“We were doing a lot of group [meetings]. I'm a captain so they were pushing me to lead some of them. It has helped me with some of my leadership skills just to take control of it. A couple of years ago I would have been quite nervous but now I have grown into it and I'm not finding I'm worried about it, it's fine to do.”

The programme was rolled out by Liam McGarry, the children's programme manager, Neil Simpson, the head of academy and Gavin Levey, the head of coaching education, who says he went into lockdown not knowing what to expect. Now at the end of the process, Levey admits he has uncovered a new sense of what young players are capable of and says that many of the initiatives introduced during the phase must now be incorporated into the club's youth training methods as a matter of course.

The emphasis has been on pushing players, providing them with regular feedback and a platform for interaction with first-teamers who have been through the pathway.

One ball mastery test, for example, involves a minute of alternate keepie-uppies with a tennis ball. It's one what Levey calls a “level 2 drill” out of 10 but is actually much more difficult than that.

“The reason we put it at level two is because it's a really hard challenge and it allows them really early on to understand what practice is. It's harder than level three, level four and level five and we have been asked why is it level two and it's because it makes them understand what it takes. We've had to be creative on top of that.

“The first-team players were magnificent. We didn't want it to be touristy, something you could just read in a match programme or Wikipedia. This is about things that relate to players, the hard times, their setbacks, how do you overcome them, how much practice did they do.

“We had Connor McLennan and Dean Campbell with our pre-Academy kids and it was great for them to come out and say 'the work that you are doing now is the work that we did at your age'. We have league tables that go out every Monday. That is not something that we are pushing kids to climb because every kid during lockdown has got a unique experience.

“Some players are driven by that competition and climbing a level, some are driven by being at the very top but there might be someone near the bottom of one of those tables who could be compared to a guy who is trying to get into the special forces – he's at the back of the pack and his lungs are bleeding but he might be on level 1 or level 2 of our programme and he might have put in more effort to get that stage than someone at the top has.”

Ultimately, Levey says children have been forced to think on their feet. In a domain where coaches are always mindful of coaching creativity out of kids, their methods have actually fostered greater freedom of thought.

“[For] some of the challenges we've got, the kids have had to go to car parks that are empty or find walls that they can at the side of a school building and some of them are going out on a bike at a young age, taking a phone with them and they go until the battery runs out.”

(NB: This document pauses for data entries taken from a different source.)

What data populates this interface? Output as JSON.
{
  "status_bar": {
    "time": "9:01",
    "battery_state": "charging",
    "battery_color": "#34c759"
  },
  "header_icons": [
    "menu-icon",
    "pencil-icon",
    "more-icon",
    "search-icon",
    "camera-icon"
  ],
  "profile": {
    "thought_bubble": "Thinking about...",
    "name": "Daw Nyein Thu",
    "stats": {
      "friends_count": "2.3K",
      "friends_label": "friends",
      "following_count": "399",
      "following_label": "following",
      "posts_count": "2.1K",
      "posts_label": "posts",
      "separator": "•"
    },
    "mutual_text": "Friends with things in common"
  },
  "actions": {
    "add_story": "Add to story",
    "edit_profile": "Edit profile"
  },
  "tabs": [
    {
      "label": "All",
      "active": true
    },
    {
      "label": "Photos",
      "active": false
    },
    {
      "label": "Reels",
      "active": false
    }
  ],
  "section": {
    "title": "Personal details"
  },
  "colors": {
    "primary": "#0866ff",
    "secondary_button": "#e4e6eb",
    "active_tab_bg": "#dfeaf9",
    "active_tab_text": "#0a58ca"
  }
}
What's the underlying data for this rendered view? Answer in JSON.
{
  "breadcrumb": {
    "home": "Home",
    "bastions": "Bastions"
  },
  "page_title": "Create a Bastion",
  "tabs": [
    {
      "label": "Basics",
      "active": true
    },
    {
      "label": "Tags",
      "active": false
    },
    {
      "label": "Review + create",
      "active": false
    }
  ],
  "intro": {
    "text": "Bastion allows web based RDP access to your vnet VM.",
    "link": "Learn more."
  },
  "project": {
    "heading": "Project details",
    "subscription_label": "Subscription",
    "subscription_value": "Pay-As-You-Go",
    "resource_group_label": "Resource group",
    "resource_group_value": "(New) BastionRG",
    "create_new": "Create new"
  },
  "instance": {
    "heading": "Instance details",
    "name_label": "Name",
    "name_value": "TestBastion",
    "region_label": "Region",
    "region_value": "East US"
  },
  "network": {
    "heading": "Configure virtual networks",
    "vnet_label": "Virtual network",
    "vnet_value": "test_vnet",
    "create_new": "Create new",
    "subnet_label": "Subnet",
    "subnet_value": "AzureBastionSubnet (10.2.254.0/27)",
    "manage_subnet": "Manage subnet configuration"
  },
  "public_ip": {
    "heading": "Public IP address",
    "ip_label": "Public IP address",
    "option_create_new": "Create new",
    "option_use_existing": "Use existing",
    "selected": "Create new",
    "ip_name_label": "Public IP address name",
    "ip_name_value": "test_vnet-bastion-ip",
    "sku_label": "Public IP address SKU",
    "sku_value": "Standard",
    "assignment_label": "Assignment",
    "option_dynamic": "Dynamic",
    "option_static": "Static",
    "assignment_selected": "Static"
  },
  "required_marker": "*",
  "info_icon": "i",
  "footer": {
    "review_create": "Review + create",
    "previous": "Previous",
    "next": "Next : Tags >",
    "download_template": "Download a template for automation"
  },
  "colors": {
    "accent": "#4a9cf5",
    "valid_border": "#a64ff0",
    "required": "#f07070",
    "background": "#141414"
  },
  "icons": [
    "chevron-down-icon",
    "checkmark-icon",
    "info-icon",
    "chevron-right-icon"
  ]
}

“We've gone back to the days of what kids used to do and I don't think kids fully appreciated what real practice was and as coaches we haven't appreciated what kids are capable of. We are going to come out of this with so many more competent two-footed players than our academy has ever had.

“We asked these young people to write down their 12-week lockdown experiences and some of the stuff in there would bring a tear to your eye, in terms of the family values that they have learned to understand, what they say about the relationships they have built with brothers and sisters and how they have come together, what the football club has meant to them during this time.”

For all the negative connotations associated with lockdown, Aberdeen's youth academy made the experience positive. For Sarah and Rory Phillips, who commute an hour from Angus each time there is a training session in Aberdeen, it was summed up thus: “Rory actually said about four weeks into it 'do you know, mum, I have always had team-mates at Aberdeen but I feel as if I have got friends now' and I thought that was so powerful, for me as a parent I thought 'gosh'. It was so easy to think of the lockdown as a negative experience on the whole but I just don't think Aberdeen have done that at all, they've managed to turn it on its head.”